The oil extracted from the flowering tops of P. odorifer is used to treat earaches and otorrhoea [9]. The leaves are remedy for cold/flu, asthma, boils and cancer in Kiribati. In the Marshall Islands the male flower is believed to have aphrodisiac properties [7].

Preclinical Data

Pharmacology

Antioxidant activity

Two phenolic compounds isolated from the root parts of P. odorifer were identified as pinoresinol and 3,4-bis(4-hydroxy-3-methoxybenzyl)tetrahydrofuran. They showed strong antioxidative activities.
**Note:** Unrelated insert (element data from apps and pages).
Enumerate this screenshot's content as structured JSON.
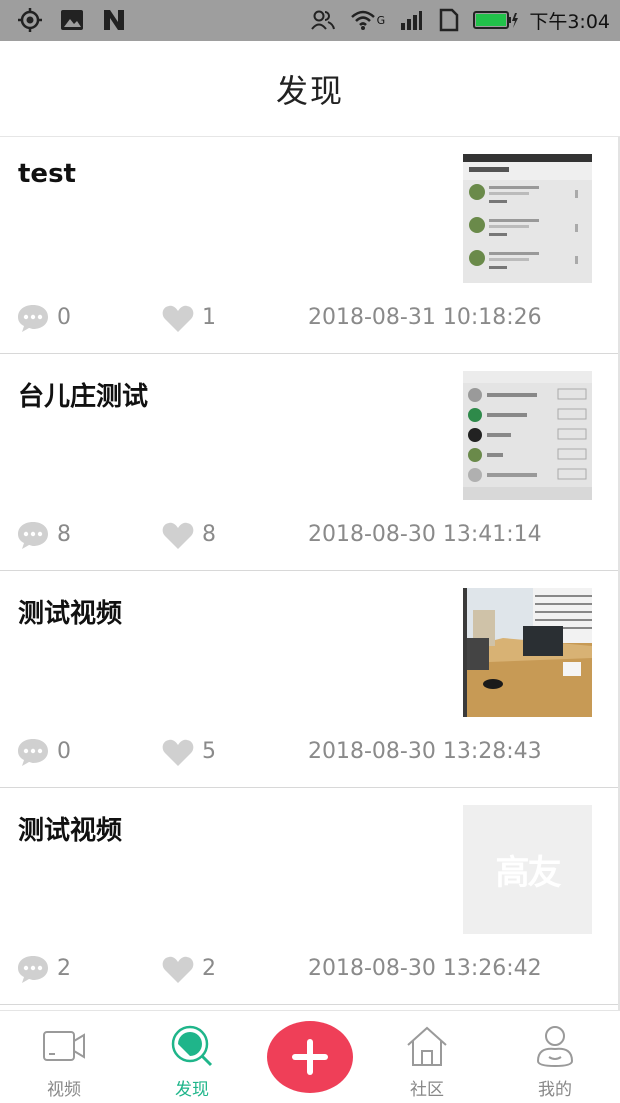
{
  "status_bar": {
    "time": "下午3:04",
    "network_label": "G",
    "icons": [
      "location-icon",
      "image-icon",
      "n-icon",
      "contacts-icon",
      "wifi-icon",
      "signal-icon",
      "sim-icon",
      "battery-icon"
    ],
    "battery_color": "#22c24a"
  },
  "header": {
    "title": "发现"
  },
  "posts": [
    {
      "title": "test",
      "comments": "0",
      "likes": "1",
      "time": "2018-08-31 10:18:26",
      "thumb": "comments-screenshot"
    },
    {
      "title": "台儿庄测试",
      "comments": "8",
      "likes": "8",
      "time": "2018-08-30 13:41:14",
      "thumb": "follow-list-screenshot"
    },
    {
      "title": "测试视频",
      "comments": "0",
      "likes": "5",
      "time": "2018-08-30 13:28:43",
      "thumb": "office-photo"
    },
    {
      "title": "测试视频",
      "comments": "2",
      "likes": "2",
      "time": "2018-08-30 13:26:42",
      "thumb": "placeholder-logo",
      "thumb_text": "高友"
    }
  ],
  "tabs": {
    "video": "视频",
    "discover": "发现",
    "community": "社区",
    "mine": "我的"
  },
  "colors": {
    "accent": "#1fb58a",
    "add_button": "#ef3f58",
    "meta_text": "#8a8a8a",
    "icon_gray": "#d0d0d0"
  }
}
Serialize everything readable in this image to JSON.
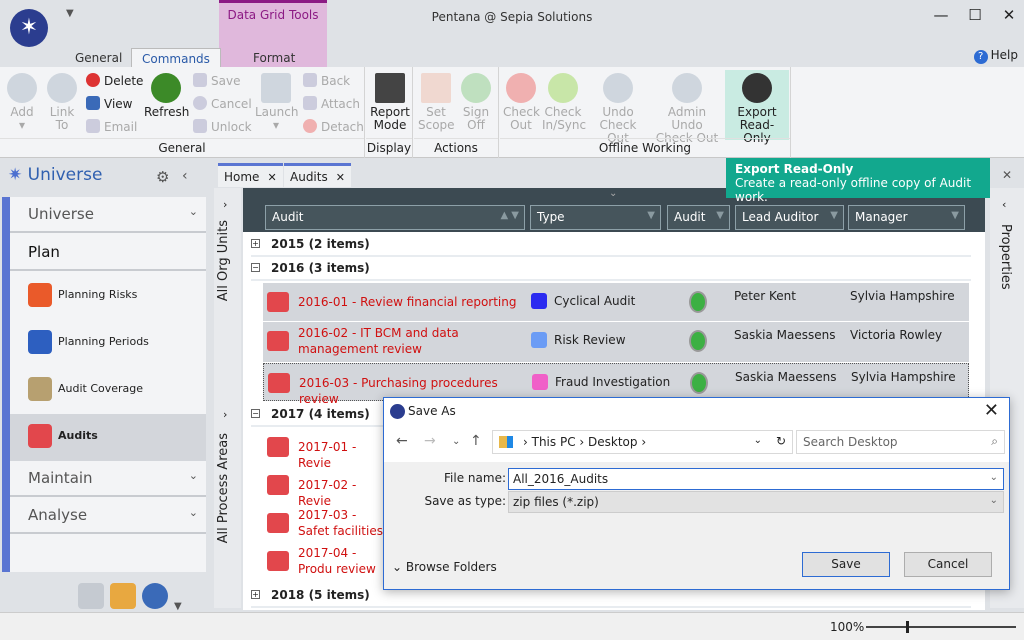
{
  "window": {
    "title": "Pentana @ Sepia Solutions",
    "min": "—",
    "max": "☐",
    "close": "✕"
  },
  "ribbon": {
    "context_group": "Data Grid Tools",
    "tabs": [
      "General",
      "Commands",
      "Format"
    ],
    "help": "Help",
    "groups": {
      "general": {
        "label": "General",
        "add": "Add",
        "link_to": "Link To",
        "delete": "Delete",
        "view": "View",
        "email": "Email",
        "refresh": "Refresh",
        "save": "Save",
        "cancel": "Cancel",
        "unlock": "Unlock",
        "launch": "Launch",
        "back": "Back",
        "attach": "Attach",
        "detach": "Detach"
      },
      "display": {
        "label": "Display",
        "report_mode": "Report Mode"
      },
      "actions": {
        "label": "Actions",
        "set_scope": "Set Scope",
        "sign_off": "Sign Off"
      },
      "offline": {
        "label": "Offline Working",
        "check_out": "Check Out",
        "check_in": "Check In/Sync",
        "undo": "Undo Check Out",
        "admin_undo": "Admin Undo Check Out",
        "export": "Export Read-Only"
      }
    }
  },
  "tooltip": {
    "title": "Export Read-Only",
    "text": "Create a read-only offline copy of Audit work."
  },
  "sidebar": {
    "title": "Universe",
    "sections": [
      "Universe",
      "Plan",
      "Maintain",
      "Analyse"
    ],
    "items": [
      {
        "label": "Planning Risks"
      },
      {
        "label": "Planning Periods"
      },
      {
        "label": "Audit Coverage"
      },
      {
        "label": "Audits"
      }
    ]
  },
  "doc_tabs": [
    "Home",
    "Audits"
  ],
  "side_labels": {
    "org": "All Org Units",
    "process": "All Process Areas",
    "properties": "Properties"
  },
  "grid": {
    "columns": [
      "Audit",
      "Type",
      "Audit",
      "Lead Auditor",
      "Manager"
    ],
    "groups": [
      "2015 (2 items)",
      "2016 (3 items)",
      "2017 (4 items)",
      "2018 (5 items)"
    ],
    "rows2016": [
      {
        "title": "2016-01 - Review financial reporting",
        "type": "Cyclical Audit",
        "color": "#2b2bf0",
        "lead": "Peter Kent",
        "manager": "Sylvia Hampshire"
      },
      {
        "title": "2016-02 - IT BCM and data management review",
        "type": "Risk Review",
        "color": "#6b9cf5",
        "lead": "Saskia Maessens",
        "manager": "Victoria Rowley"
      },
      {
        "title": "2016-03 - Purchasing procedures review",
        "type": "Fraud Investigation",
        "color": "#f060c8",
        "lead": "Saskia Maessens",
        "manager": "Sylvia Hampshire"
      }
    ],
    "rows2017": [
      "2017-01 - Revie",
      "2017-02 - Revie",
      "2017-03 - Safet facilities",
      "2017-04 - Produ review"
    ]
  },
  "status": {
    "zoom": "100%",
    "zoom_level": 100
  },
  "dialog": {
    "title": "Save As",
    "path": [
      "This PC",
      "Desktop"
    ],
    "search_placeholder": "Search Desktop",
    "file_name_label": "File name:",
    "file_name": "All_2016_Audits",
    "type_label": "Save as type:",
    "type": "zip files (*.zip)",
    "browse": "Browse Folders",
    "save": "Save",
    "cancel": "Cancel"
  }
}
A recent study done by Londonkar and Kamble, showed that the methanol extract of the leaves exhibits antioxidant activity evidenced by an 88% reduction of DPPH and 74% inhibition of nitric acid [10]; there was also inhibition of superoxide radicals [5].

Toxicity
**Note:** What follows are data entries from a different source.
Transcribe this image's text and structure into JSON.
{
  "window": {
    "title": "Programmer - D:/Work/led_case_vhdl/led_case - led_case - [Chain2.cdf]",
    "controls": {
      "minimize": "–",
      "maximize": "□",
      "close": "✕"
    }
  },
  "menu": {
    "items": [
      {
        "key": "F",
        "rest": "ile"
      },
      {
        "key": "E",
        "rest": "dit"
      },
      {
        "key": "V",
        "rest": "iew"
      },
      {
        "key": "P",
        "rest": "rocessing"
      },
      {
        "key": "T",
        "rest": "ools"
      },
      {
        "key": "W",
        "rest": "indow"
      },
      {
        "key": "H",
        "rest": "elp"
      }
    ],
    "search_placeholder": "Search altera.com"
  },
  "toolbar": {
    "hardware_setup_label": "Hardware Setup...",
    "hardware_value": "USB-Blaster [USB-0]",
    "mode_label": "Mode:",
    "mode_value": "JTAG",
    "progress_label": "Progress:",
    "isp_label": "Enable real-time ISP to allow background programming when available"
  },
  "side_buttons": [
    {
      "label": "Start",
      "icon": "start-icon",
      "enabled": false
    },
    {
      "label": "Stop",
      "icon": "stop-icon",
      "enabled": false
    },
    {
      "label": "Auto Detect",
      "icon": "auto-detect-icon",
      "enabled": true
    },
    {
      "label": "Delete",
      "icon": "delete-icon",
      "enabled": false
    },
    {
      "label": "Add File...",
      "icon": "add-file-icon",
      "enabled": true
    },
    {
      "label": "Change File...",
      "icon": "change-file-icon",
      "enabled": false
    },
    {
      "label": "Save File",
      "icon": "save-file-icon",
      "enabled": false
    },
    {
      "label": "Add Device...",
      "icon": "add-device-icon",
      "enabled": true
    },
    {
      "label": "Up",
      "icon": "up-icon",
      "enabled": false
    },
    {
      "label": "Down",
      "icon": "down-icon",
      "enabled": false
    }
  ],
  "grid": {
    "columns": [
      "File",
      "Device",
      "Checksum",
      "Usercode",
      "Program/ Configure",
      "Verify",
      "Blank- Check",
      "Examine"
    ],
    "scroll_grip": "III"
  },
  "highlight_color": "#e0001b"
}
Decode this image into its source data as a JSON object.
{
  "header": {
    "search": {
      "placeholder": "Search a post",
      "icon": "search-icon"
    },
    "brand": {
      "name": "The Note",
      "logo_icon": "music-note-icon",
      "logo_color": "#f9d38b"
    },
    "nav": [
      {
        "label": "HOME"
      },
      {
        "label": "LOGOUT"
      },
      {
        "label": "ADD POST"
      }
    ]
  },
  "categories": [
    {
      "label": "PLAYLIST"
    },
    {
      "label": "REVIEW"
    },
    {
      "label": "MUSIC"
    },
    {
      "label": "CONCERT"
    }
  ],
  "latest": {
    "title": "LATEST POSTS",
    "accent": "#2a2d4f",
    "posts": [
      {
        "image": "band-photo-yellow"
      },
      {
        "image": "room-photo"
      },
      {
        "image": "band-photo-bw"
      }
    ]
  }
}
No documentation

Clinical Data

No documentation

Dosage

No documentation

Poisonous Management

No documentation

Line drawing

214

Figure 1: The line drawing of P. odorifer [3]

References

  1. The Plant List. Ver 1.1. Pandanus odorifer (Forssk.) Kuntze. [homepage on the Internet]. c2013 [updated 2012 Mar 23; cited 2016 Oct 17]. Available from: http://www.theplantlist.org/tpl1.1/record/kew-286310
  2. Burkill IH. A dictionary of the economic products of the Malay Peninsula. Volume 2. London: Published on behalf of the governments of the Straits settlements and Federated Malay states by the Crown agents for the colonies, 1935;p. 1650
  3. Brink M, Escobin RP, editors. Plant Resources of South-East Asia No. 17: Fibre plants. Leiden, Netherlands: Backhuys Publishers; 2003.
  4. Vahirua-Lechat I, Menut C, Roig B, Bessiere JM, Lamaty G. Isoprene related esters, significant components of Pandanus tectorius. Phytochem. 1996;43(6):1277-1279.
  5. Jong TT, Chau SW. Antioxidative activities of constituents isolated from Pandanus odoratissimus. Phytochem. 1998;49(7):2145-2148.
  6. Raina VK, Kumar A, Srivastava SK, Syamsundar KV, Kahol AP. Essential oil composition of ‘kewda’(Pandanus odoratissimus) from India. Flavour Frag J. 2004;19(5):434-436.
  7. Elevitch CR, editor. Traditional trees of Pacific Islands: Their culture, environment, and use. Holualoa, Hawaii: Permanent Agriculture Resources, 2006; p. 565–566.
  8. Taafaki IJ, Fowler MK, Thaman RR. Traditional medicine of the Marshall Islands: the women, the plants, the treatments. Suva, Fiji: IPS Publication, 2006; p. 79-81.
  9. Leyel CF. Compassionate herbs. London: Faber and Faber, 1947; p. 157.
  10. Londonkar R, Kamble A. Evaluation of free radical scavenging activity of Pandanus odoratissimus. Int J Pharmacol. 2009:5;377-380.